PROBLEM :: Copy the data exactly; pictures stay out of the copy.

GIVEN DATA ::
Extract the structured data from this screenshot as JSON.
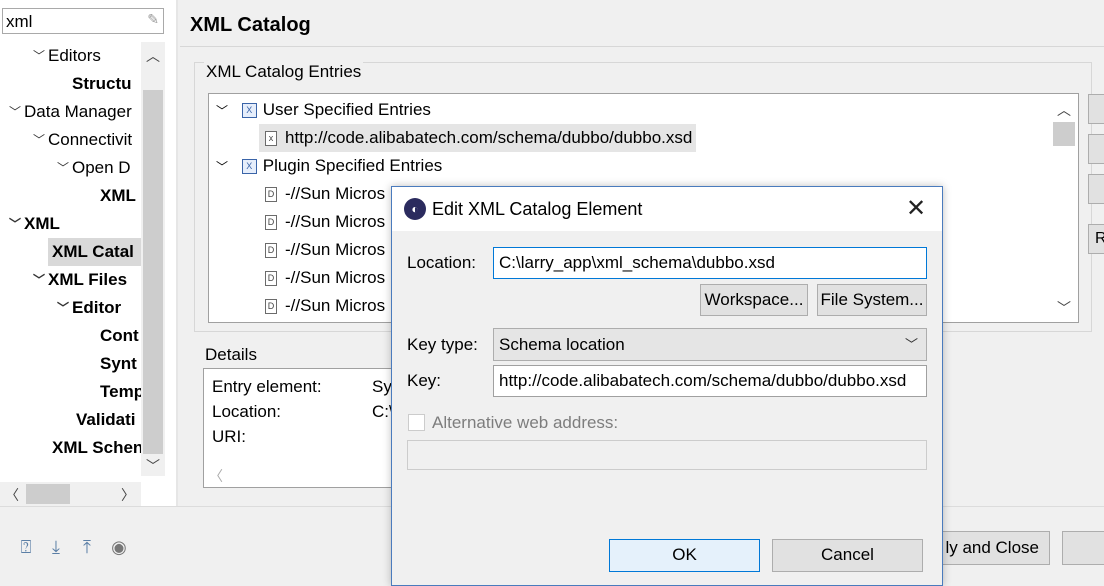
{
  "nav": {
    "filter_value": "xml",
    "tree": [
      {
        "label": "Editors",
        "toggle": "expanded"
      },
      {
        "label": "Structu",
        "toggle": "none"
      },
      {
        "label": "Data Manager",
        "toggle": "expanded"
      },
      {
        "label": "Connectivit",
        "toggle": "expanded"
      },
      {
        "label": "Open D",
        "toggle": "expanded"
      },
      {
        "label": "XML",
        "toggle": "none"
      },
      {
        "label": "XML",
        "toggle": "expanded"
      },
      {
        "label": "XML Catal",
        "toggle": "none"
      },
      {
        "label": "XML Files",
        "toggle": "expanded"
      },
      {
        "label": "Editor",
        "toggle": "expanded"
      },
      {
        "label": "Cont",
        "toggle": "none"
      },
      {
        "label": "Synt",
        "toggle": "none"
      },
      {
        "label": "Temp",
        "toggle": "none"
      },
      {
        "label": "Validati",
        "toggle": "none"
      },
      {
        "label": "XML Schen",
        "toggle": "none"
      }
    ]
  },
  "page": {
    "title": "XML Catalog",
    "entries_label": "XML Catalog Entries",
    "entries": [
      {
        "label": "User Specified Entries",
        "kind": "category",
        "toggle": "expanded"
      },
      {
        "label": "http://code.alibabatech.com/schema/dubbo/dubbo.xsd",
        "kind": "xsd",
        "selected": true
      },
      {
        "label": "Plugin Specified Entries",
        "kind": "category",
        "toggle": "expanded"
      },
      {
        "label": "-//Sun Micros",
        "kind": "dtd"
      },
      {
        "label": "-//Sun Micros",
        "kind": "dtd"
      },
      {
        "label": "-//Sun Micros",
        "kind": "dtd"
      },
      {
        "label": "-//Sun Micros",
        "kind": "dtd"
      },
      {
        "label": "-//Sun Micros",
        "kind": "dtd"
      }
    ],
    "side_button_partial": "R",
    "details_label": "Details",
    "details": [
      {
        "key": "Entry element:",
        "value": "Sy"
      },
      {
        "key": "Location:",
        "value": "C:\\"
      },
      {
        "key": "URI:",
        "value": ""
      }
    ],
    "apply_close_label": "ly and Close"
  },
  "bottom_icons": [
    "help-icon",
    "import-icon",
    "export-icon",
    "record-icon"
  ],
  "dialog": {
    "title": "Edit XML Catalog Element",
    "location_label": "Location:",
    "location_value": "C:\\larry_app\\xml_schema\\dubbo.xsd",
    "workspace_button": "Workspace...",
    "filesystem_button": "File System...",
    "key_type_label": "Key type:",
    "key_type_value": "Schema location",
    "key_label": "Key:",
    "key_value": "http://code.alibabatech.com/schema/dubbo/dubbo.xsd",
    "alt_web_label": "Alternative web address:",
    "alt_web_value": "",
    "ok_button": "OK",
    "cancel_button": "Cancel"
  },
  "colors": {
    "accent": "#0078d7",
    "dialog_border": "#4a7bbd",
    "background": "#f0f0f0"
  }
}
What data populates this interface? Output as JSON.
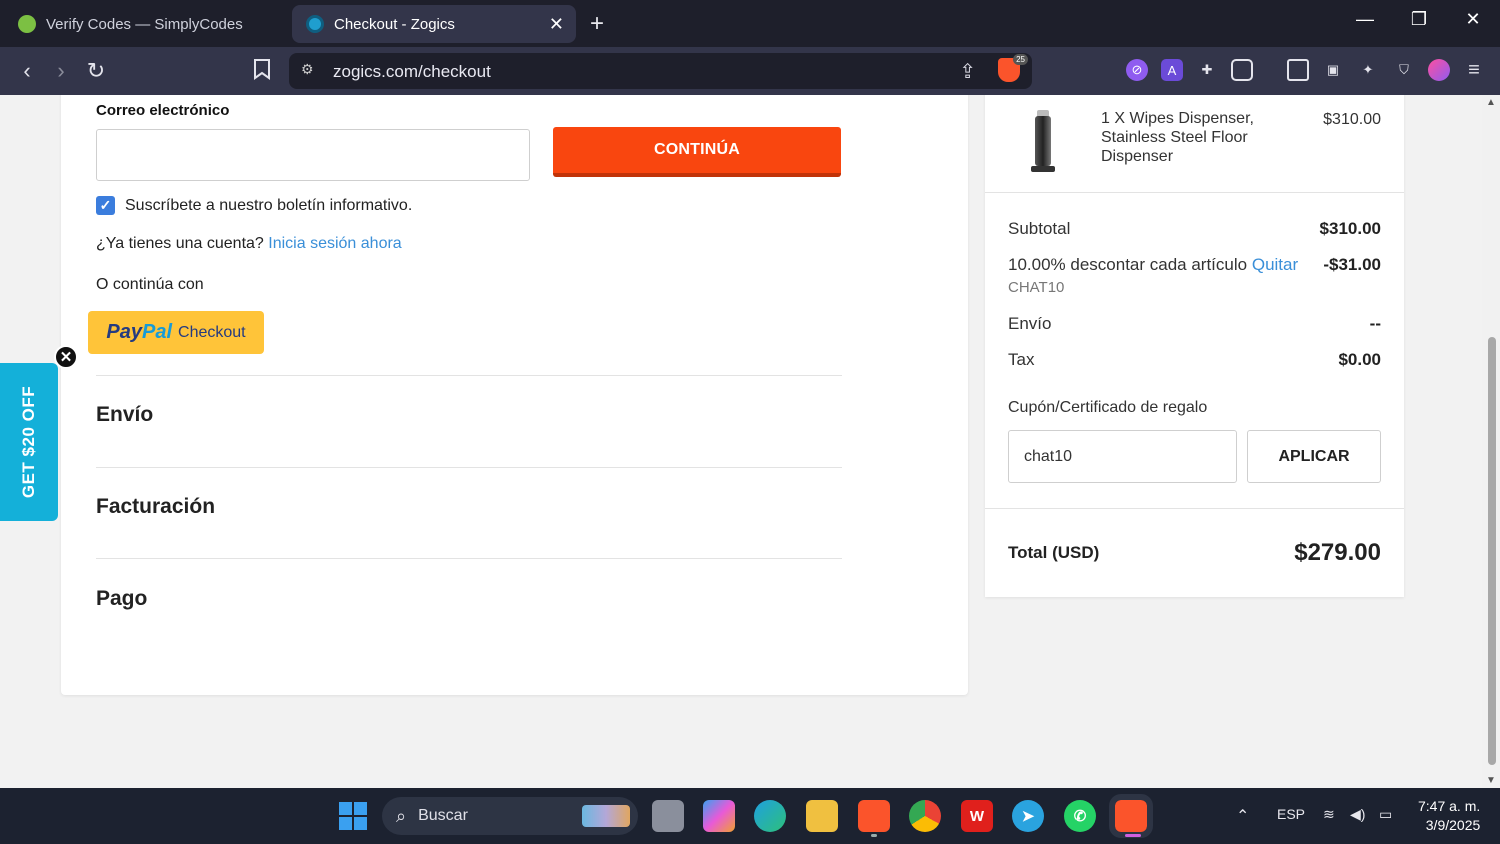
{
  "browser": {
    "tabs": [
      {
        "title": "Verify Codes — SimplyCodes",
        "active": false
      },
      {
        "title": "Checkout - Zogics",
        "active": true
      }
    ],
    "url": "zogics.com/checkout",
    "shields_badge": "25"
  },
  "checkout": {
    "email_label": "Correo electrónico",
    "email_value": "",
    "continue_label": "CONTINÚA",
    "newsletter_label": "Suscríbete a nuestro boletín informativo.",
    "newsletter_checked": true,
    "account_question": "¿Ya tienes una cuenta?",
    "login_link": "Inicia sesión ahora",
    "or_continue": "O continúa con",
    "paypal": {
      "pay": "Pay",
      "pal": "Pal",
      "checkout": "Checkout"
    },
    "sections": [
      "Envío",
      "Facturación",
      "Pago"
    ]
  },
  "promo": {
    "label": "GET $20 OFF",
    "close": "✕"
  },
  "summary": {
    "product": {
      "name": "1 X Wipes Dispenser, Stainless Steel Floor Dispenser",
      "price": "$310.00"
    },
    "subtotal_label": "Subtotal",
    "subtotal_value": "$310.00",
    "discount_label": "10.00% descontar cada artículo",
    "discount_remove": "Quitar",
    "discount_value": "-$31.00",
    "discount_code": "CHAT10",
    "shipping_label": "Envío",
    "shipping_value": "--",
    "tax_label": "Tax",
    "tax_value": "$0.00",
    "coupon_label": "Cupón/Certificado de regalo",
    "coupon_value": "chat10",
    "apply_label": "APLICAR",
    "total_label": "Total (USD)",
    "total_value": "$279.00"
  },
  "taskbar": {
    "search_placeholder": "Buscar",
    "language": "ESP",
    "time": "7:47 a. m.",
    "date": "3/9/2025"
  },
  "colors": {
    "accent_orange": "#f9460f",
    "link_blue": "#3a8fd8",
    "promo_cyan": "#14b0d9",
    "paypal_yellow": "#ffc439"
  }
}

WRITTEN REPLY ::
Extract the structured data from this screenshot as JSON.
{
  "nav": {
    "filter_value": "xml",
    "tree": [
      {
        "label": "Editors",
        "toggle": "expanded"
      },
      {
        "label": "Structu",
        "toggle": "none"
      },
      {
        "label": "Data Manager",
        "toggle": "expanded"
      },
      {
        "label": "Connectivit",
        "toggle": "expanded"
      },
      {
        "label": "Open D",
        "toggle": "expanded"
      },
      {
        "label": "XML",
        "toggle": "none"
      },
      {
        "label": "XML",
        "toggle": "expanded"
      },
      {
        "label": "XML Catal",
        "toggle": "none"
      },
      {
        "label": "XML Files",
        "toggle": "expanded"
      },
      {
        "label": "Editor",
        "toggle": "expanded"
      },
      {
        "label": "Cont",
        "toggle": "none"
      },
      {
        "label": "Synt",
        "toggle": "none"
      },
      {
        "label": "Temp",
        "toggle": "none"
      },
      {
        "label": "Validati",
        "toggle": "none"
      },
      {
        "label": "XML Schen",
        "toggle": "none"
      }
    ]
  },
  "page": {
    "title": "XML Catalog",
    "entries_label": "XML Catalog Entries",
    "entries": [
      {
        "label": "User Specified Entries",
        "kind": "category",
        "toggle": "expanded"
      },
      {
        "label": "http://code.alibabatech.com/schema/dubbo/dubbo.xsd",
        "kind": "xsd",
        "selected": true
      },
      {
        "label": "Plugin Specified Entries",
        "kind": "category",
        "toggle": "expanded"
      },
      {
        "label": "-//Sun Micros",
        "kind": "dtd"
      },
      {
        "label": "-//Sun Micros",
        "kind": "dtd"
      },
      {
        "label": "-//Sun Micros",
        "kind": "dtd"
      },
      {
        "label": "-//Sun Micros",
        "kind": "dtd"
      },
      {
        "label": "-//Sun Micros",
        "kind": "dtd"
      }
    ],
    "side_button_partial": "R",
    "details_label": "Details",
    "details": [
      {
        "key": "Entry element:",
        "value": "Sy"
      },
      {
        "key": "Location:",
        "value": "C:\\"
      },
      {
        "key": "URI:",
        "value": ""
      }
    ],
    "apply_close_label": "ly and Close"
  },
  "bottom_icons": [
    "help-icon",
    "import-icon",
    "export-icon",
    "record-icon"
  ],
  "dialog": {
    "title": "Edit XML Catalog Element",
    "location_label": "Location:",
    "location_value": "C:\\larry_app\\xml_schema\\dubbo.xsd",
    "workspace_button": "Workspace...",
    "filesystem_button": "File System...",
    "key_type_label": "Key type:",
    "key_type_value": "Schema location",
    "key_label": "Key:",
    "key_value": "http://code.alibabatech.com/schema/dubbo/dubbo.xsd",
    "alt_web_label": "Alternative web address:",
    "alt_web_value": "",
    "ok_button": "OK",
    "cancel_button": "Cancel"
  },
  "colors": {
    "accent": "#0078d7",
    "dialog_border": "#4a7bbd",
    "background": "#f0f0f0"
  }
}
What data populates this interface? Output as JSON.
{
  "browser": {
    "tabs": [
      {
        "title": "Verify Codes — SimplyCodes",
        "active": false
      },
      {
        "title": "Checkout - Zogics",
        "active": true
      }
    ],
    "url": "zogics.com/checkout",
    "shields_badge": "25"
  },
  "checkout": {
    "email_label": "Correo electrónico",
    "email_value": "",
    "continue_label": "CONTINÚA",
    "newsletter_label": "Suscríbete a nuestro boletín informativo.",
    "newsletter_checked": true,
    "account_question": "¿Ya tienes una cuenta?",
    "login_link": "Inicia sesión ahora",
    "or_continue": "O continúa con",
    "paypal": {
      "pay": "Pay",
      "pal": "Pal",
      "checkout": "Checkout"
    },
    "sections": [
      "Envío",
      "Facturación",
      "Pago"
    ]
  },
  "promo": {
    "label": "GET $20 OFF",
    "close": "✕"
  },
  "summary": {
    "product": {
      "name": "1 X Wipes Dispenser, Stainless Steel Floor Dispenser",
      "price": "$310.00"
    },
    "subtotal_label": "Subtotal",
    "subtotal_value": "$310.00",
    "discount_label": "10.00% descontar cada artículo",
    "discount_remove": "Quitar",
    "discount_value": "-$31.00",
    "discount_code": "CHAT10",
    "shipping_label": "Envío",
    "shipping_value": "--",
    "tax_label": "Tax",
    "tax_value": "$0.00",
    "coupon_label": "Cupón/Certificado de regalo",
    "coupon_value": "chat10",
    "apply_label": "APLICAR",
    "total_label": "Total (USD)",
    "total_value": "$279.00"
  },
  "taskbar": {
    "search_placeholder": "Buscar",
    "language": "ESP",
    "time": "7:47 a. m.",
    "date": "3/9/2025"
  },
  "colors": {
    "accent_orange": "#f9460f",
    "link_blue": "#3a8fd8",
    "promo_cyan": "#14b0d9",
    "paypal_yellow": "#ffc439"
  }
}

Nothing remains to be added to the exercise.